### Task brief
Scan the entries line by line and return those with "JSON".

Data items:
⟨

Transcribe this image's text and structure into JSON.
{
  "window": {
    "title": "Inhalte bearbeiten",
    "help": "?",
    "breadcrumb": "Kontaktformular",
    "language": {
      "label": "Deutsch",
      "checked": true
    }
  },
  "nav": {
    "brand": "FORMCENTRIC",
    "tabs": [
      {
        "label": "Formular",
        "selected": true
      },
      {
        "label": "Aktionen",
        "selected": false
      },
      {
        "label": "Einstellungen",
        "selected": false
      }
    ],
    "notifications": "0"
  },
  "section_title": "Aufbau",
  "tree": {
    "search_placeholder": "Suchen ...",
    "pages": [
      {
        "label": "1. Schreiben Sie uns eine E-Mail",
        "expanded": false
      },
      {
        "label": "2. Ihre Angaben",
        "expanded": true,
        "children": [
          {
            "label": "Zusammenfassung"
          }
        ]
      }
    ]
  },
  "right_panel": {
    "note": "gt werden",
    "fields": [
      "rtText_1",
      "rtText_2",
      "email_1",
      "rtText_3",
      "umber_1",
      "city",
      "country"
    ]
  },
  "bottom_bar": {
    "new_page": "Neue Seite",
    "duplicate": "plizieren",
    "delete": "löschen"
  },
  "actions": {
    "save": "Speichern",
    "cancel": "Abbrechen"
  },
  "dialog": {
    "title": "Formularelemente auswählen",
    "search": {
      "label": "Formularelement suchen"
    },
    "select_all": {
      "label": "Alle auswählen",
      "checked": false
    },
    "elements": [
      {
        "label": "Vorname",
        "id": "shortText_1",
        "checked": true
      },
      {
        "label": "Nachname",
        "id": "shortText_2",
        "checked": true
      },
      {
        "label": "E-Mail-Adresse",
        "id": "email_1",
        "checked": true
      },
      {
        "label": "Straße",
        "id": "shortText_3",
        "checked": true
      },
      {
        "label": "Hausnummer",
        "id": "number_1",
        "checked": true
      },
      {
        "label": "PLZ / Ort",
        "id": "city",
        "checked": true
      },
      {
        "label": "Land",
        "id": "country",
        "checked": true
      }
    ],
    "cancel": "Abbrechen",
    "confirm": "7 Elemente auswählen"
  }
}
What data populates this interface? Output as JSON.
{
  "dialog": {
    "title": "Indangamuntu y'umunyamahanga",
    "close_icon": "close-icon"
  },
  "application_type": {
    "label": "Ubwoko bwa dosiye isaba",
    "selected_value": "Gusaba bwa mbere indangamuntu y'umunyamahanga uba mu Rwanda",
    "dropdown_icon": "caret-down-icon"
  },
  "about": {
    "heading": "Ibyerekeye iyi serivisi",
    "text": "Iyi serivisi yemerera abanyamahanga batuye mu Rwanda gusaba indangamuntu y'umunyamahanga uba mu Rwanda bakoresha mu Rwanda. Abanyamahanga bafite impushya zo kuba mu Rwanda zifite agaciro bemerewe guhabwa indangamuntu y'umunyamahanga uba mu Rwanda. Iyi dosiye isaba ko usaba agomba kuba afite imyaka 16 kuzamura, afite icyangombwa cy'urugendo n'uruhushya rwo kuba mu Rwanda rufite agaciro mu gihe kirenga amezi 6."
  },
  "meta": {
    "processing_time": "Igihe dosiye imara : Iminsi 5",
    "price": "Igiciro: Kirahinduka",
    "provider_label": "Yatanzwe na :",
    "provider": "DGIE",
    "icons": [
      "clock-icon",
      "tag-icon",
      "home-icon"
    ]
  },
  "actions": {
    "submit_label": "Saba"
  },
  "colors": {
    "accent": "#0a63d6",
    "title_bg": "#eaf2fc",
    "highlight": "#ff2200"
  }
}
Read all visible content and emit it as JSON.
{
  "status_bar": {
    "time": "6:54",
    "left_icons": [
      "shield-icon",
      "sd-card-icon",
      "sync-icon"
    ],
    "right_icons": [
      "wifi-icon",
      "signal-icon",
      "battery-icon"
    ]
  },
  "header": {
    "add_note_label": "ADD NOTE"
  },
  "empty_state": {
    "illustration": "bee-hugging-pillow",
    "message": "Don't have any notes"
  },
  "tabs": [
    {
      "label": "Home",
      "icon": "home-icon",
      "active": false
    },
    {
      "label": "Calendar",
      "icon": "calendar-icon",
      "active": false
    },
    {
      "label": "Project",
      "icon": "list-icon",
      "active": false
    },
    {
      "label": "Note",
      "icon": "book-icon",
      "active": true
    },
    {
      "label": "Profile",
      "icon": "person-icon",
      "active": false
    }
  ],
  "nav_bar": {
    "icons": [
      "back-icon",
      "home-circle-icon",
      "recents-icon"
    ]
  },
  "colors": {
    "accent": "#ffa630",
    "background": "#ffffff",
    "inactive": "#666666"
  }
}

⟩

### Exercise result
Transcribe this image's text and structure into JSON.
What data populates this interface? Output as JSON.
Read all visible content and emit it as JSON.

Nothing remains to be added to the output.